Vegan Kitchen: Support Black-owned food businesses

Shanna-Kay Wright uses simple ingredients to make the vegan dishes at Yardie Ting in Portland. The owner of the Jamaican restaurant in the Public Market House, Wright says the menu’s many vegan choices reflect the influence of Ital food on the island.

Ital food, eaten by members of the Rastafari religion and movement, is usually vegetarian and always minimally processed. However, Wright points out that Yardie Ting’s vegan dishes don’t qualify as Ital, since to suit local tastes she uses non-Ital ingredients such as salt and garlic powder.

“All my years growing up in Jamaica, you would not use any all-purpose seasoning,” explained Wright, who has run a catering business in Portland since 2013. “Ital means food that is from the earth. No powder seasonings. No salt. All organic. All natural.”

The jerk tofu at Yardie Ting in the Portland Public Market House comes with black beans and a kick of spice. Photo courtesy of Yardie Ting

Ital or not, the Yardie Ting vegan dishes, including jerk tofu, coconut curry, the Mon Hungry sandwich, spinach patties, and the fried plantains, taste great and sell well.

But Wright reports foot traffic at the Public Market House remains slow, with many of the surrounding office buildings still empty. Even so, the brand new restaurant is “staying afloat.”

I’d like to see Yardie Ting doing better. And it’s not just because I like the food.

It’s also because Wright is Black, and I want to take action to promote equity and demonstrate that Black Lives Matter. As a white ally in one of the whitest states in the nation, one of the simplest actions I can take is to spend my money at Black-owned businesses, such as Yardie Ting.

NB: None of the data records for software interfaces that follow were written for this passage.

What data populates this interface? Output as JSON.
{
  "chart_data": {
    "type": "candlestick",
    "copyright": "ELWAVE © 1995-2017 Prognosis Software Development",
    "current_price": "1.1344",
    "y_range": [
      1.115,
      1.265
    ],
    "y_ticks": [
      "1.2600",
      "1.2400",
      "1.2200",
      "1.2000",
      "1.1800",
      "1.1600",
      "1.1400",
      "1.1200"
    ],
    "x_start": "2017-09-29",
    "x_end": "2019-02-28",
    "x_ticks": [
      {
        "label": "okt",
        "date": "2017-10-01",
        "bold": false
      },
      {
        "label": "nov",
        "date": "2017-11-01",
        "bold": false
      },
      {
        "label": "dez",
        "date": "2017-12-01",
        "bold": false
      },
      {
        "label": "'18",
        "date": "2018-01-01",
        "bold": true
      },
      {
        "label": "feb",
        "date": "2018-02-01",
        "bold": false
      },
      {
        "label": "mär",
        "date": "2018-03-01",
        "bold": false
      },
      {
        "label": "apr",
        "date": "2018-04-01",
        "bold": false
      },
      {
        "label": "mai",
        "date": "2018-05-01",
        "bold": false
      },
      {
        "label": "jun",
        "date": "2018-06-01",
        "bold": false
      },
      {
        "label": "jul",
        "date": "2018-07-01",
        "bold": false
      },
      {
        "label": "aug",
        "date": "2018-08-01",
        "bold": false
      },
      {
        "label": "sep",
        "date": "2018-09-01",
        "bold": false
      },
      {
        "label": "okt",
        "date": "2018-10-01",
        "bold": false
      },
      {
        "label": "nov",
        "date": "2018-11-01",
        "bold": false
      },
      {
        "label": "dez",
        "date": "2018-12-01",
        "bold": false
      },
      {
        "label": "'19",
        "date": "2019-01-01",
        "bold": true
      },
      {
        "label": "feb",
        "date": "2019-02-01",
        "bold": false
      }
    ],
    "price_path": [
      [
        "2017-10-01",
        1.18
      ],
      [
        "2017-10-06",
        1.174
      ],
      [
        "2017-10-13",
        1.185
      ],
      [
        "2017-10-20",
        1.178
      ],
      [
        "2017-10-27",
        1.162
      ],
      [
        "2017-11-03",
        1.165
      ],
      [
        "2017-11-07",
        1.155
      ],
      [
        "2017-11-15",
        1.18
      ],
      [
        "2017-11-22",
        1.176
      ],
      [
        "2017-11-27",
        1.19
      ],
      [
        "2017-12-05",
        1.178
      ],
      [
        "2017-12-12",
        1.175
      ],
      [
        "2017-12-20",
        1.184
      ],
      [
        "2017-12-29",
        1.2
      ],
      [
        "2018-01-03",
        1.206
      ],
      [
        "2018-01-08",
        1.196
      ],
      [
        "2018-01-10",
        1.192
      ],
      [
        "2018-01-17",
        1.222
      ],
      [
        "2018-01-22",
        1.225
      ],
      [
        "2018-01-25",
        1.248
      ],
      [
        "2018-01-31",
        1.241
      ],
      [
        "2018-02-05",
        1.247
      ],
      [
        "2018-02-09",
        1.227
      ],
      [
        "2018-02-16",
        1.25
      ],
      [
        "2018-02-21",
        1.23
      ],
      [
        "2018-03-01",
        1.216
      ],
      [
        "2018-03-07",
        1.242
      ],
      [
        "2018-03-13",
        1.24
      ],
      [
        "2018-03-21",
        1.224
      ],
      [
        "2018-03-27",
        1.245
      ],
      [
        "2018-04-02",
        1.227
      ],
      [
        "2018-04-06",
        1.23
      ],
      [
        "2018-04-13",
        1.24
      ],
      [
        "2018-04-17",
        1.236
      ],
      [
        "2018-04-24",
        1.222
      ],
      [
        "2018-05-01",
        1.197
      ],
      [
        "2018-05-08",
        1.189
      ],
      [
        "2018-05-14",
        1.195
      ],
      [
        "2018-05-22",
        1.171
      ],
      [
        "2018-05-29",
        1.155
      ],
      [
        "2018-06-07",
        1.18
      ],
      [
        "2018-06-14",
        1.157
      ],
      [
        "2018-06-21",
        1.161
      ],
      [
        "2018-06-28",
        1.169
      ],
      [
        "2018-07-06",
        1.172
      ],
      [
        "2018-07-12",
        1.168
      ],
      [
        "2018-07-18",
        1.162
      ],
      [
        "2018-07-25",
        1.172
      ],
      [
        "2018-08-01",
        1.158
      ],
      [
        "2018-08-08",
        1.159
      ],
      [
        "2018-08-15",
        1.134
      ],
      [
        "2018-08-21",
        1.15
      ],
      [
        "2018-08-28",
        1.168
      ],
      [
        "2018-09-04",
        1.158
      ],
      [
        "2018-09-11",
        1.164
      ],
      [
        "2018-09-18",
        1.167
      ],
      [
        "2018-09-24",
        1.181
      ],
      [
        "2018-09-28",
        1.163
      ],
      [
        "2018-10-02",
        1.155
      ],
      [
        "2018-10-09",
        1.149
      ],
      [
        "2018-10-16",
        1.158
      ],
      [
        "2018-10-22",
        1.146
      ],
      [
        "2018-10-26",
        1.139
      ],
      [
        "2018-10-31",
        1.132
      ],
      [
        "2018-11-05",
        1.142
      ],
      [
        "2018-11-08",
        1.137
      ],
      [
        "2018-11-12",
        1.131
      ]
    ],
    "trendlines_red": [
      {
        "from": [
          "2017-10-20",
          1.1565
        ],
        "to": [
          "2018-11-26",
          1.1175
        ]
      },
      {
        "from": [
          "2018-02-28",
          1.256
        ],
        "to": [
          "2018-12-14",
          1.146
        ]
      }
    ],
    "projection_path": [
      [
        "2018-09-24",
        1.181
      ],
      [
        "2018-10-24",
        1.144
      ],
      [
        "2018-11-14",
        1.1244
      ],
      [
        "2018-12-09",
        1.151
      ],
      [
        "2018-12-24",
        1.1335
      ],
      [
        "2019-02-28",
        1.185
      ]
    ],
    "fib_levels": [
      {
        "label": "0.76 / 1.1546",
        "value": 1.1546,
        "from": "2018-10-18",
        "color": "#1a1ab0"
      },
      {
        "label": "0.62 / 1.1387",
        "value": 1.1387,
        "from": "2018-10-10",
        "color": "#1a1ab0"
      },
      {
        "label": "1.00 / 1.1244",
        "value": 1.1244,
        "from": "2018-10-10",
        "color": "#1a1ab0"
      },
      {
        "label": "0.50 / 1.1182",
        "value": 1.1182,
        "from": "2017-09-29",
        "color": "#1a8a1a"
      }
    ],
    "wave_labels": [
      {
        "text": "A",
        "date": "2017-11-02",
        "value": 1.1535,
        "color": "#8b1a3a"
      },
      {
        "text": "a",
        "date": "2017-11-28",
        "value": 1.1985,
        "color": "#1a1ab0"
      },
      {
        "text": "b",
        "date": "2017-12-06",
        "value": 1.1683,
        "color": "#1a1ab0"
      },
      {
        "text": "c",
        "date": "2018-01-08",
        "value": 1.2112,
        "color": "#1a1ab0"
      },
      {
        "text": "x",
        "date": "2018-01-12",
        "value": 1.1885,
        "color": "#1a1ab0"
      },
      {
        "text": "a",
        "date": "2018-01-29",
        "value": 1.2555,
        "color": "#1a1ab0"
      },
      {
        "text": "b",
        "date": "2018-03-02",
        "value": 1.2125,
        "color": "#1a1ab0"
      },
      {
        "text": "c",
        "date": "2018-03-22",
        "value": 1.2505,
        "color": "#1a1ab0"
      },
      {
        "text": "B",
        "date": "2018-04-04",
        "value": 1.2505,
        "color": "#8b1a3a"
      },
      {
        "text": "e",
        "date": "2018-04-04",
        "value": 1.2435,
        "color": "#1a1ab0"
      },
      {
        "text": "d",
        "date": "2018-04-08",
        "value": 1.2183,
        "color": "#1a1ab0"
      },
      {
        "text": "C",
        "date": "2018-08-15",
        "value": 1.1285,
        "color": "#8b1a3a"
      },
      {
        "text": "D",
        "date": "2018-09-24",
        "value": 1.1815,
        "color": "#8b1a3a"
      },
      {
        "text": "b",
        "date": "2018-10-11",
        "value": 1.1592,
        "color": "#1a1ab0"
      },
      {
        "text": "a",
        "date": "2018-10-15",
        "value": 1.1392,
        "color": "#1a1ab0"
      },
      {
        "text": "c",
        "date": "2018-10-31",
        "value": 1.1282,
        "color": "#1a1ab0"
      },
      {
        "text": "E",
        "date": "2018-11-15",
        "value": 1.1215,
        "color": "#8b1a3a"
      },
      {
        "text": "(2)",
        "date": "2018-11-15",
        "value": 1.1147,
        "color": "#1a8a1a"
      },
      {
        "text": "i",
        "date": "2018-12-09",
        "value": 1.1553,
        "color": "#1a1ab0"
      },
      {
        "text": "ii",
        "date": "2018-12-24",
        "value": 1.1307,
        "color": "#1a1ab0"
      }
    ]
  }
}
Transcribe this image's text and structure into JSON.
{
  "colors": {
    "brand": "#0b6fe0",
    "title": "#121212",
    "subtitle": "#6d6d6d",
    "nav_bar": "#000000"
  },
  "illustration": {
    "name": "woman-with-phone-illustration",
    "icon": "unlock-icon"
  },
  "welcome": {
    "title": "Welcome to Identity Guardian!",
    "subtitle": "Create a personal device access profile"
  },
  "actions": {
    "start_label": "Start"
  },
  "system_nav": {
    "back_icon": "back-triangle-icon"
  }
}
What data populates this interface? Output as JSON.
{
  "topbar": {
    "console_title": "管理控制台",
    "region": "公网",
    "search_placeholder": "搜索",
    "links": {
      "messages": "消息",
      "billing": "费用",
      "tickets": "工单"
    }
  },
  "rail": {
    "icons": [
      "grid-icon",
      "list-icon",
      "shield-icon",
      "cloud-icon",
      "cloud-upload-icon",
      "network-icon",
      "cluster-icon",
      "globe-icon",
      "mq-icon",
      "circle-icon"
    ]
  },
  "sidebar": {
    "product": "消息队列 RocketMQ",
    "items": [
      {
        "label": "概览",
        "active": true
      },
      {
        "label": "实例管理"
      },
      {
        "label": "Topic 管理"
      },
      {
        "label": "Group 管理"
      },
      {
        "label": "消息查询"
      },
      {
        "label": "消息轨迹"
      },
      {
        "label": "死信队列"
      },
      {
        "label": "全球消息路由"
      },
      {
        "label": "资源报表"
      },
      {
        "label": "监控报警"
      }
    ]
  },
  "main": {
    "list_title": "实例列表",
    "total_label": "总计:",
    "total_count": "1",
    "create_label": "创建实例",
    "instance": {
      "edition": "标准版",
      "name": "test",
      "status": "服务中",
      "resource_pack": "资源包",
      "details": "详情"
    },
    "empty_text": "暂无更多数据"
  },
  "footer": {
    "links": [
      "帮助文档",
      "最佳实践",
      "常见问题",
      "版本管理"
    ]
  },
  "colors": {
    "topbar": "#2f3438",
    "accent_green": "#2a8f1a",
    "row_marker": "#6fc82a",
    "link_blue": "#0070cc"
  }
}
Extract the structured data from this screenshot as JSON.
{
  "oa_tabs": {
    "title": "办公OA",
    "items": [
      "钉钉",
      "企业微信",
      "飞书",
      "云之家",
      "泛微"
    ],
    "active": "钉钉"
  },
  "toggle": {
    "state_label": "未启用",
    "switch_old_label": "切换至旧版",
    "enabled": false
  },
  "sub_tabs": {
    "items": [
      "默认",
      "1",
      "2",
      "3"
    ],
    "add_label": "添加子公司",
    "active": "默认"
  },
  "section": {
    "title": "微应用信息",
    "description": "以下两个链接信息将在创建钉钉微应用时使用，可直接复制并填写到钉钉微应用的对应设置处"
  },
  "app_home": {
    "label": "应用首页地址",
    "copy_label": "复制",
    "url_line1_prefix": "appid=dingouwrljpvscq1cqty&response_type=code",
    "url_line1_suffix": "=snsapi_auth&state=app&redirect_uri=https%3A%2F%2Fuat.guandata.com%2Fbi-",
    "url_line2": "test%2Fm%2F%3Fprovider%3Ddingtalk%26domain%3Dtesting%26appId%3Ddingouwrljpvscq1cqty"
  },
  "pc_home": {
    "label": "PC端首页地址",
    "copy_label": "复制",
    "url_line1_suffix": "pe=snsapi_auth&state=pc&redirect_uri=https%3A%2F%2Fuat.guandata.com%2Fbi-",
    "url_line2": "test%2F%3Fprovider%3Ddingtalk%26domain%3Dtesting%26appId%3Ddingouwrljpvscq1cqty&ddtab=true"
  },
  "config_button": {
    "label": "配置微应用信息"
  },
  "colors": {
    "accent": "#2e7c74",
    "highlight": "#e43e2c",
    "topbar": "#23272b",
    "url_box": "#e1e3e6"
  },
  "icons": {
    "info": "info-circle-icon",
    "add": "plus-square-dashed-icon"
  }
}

In Maine, we’re blessed to have the new directory blackownedmaine.com, which allows users to